WRITTEN BY: Jasper Cantrell

Have you ever felt your blood pressure rise when you get angry or stressed? Well, this phenomenon is unique in that it links your emotional state to your cardiovascular state. Research into this particular field is lacking, but a team from Favaloro University in Argentina wanted to look into it more.

The study in question sought to identify if hypertension affected how one recognizes emotion. The team developed a testing method that would consider things like ethnicity, sociodemographic variable, and mental faculties. The team notes that many of the other studies in this field fail to account for these factors, leading to inaccurate results.

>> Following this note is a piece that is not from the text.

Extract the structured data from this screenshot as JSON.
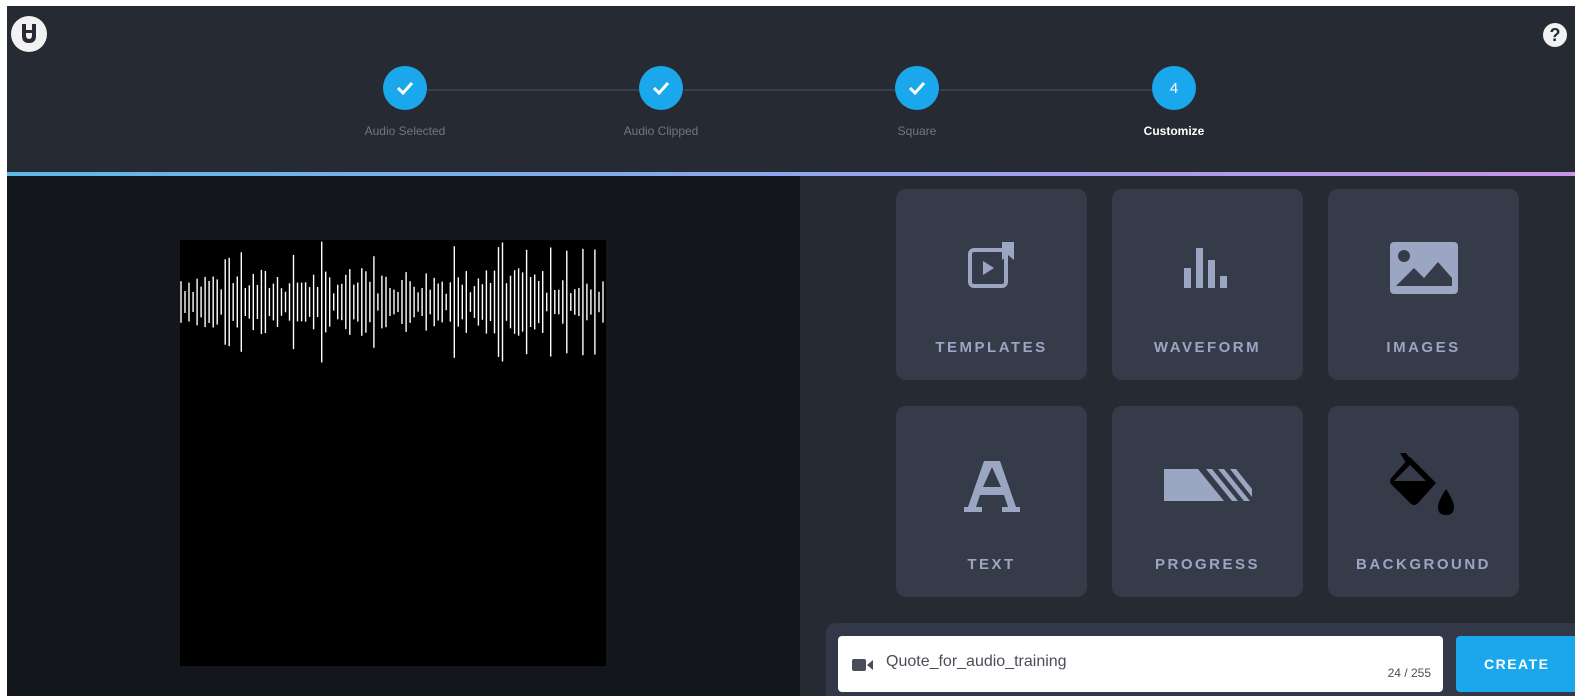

This new study brought together 116 volunteers from two countries split into hypertension patients and healthy patients. The patients were given a proven emotion recognition test commonly used to examine things such as neurological health. The group from the second country (name not given) also had a heart rate test (they had to keep track of their own heart rate) to test the group’s interoception (self-awareness).

Overall, the hypertensive patients performed poorly on every test compared to the healthy group. They were slower in recognizing negative emotions, and slower in identifying their heartbeats. There was no difference in how either group recognized positive emotions, though.

The results were also independent of wealth, ethnicity, and other factors that often confound data. The data from this study shows that hypertension patients were slower in recognizing negative emotions, which they suggest is because negative emotions tend to elicit stronger feelings than positive ones. The results from the heart rate test also show that hypertension patients are impaired in their interoception. These two results combined suggest hypertension causes a sort of deadening to emotional and internal stimuli. Whether it is a biological cause or mental, the team could not identify.

The study concludes, “Further efforts in this direction could contribute to improving the clinical evaluation of this deficit and eventually be tested as a critical marker for diagnosing the disease, tracking its evolution, and assessing the patients’ response to treatment.”

Sources: Nature Scientific Reports, Rotman Institute of Philosophy

About the Author
  • Hey everyone! My name is Jasper and, considering I am pretty new here to Labroots, I figured I would introduce myself. I received my bachelor’s from the University of California at Riverside back in 2016. I started off my career a few years ago with a job at a University over in New York, before moving over into the industry. I'm happy to be writing content for Labroots, and I hope you enjoy it!
You May Also Like
AUG 15, 2020
Cardiology
Following Platelets to Diagnose Myocarditis
AUG 15, 2020
Following Platelets to Diagnose Myocarditis
The heart is a sensitive thing, prone not just to metaphorical heartbreak, but genuine issues if not taken care of. Myoc ...
AUG 20, 2020
Cardiology
A New Test to Discern Kawasaki Disease from Sepsis
AUG 20, 2020
A New Test to Discern Kawasaki Disease from Sepsis
Kawasaki disease is a rare cardiovascular disease affecting children under the age of five. If untreated, there is a cha ...
AUG 27, 2020
Cardiology
Are Dry Mouth and Hypertension Connected?
AUG 27, 2020
Are Dry Mouth and Hypertension Connected?
Dry mouth is one of those things you sort of ignore until you can refill your water bottle. Maybe you should take a seco ...
AUG 29, 2020
Cardiology
Protecting the Heart Against Damage from Mechanical Stress
AUG 29, 2020
Protecting the Heart Against Damage from Mechanical Stress
Heart failure is a traumatic event that can have long-lasting consequences. Often, after an adverse cardiac event, the h ...
SEP 21, 2020
Clinical & Molecular DX
Smart Wearable Patch Signals Trouble Following Traumatic Injury
SEP 21, 2020
Smart Wearable Patch Signals Trouble Following Traumatic Injury
An ambulance pulls up to the site of a car accident, sirens blazing. Paramedics assess the crash victims, looking for si ...
OCT 14, 2020
Immunology
Happiness Linked to Heart Attack Risk
OCT 14, 2020
Happiness Linked to Heart Attack Risk
Asking patients questions about their personal lives could predict their future risk of a heart attack. A study, publish ...
Loading Comments...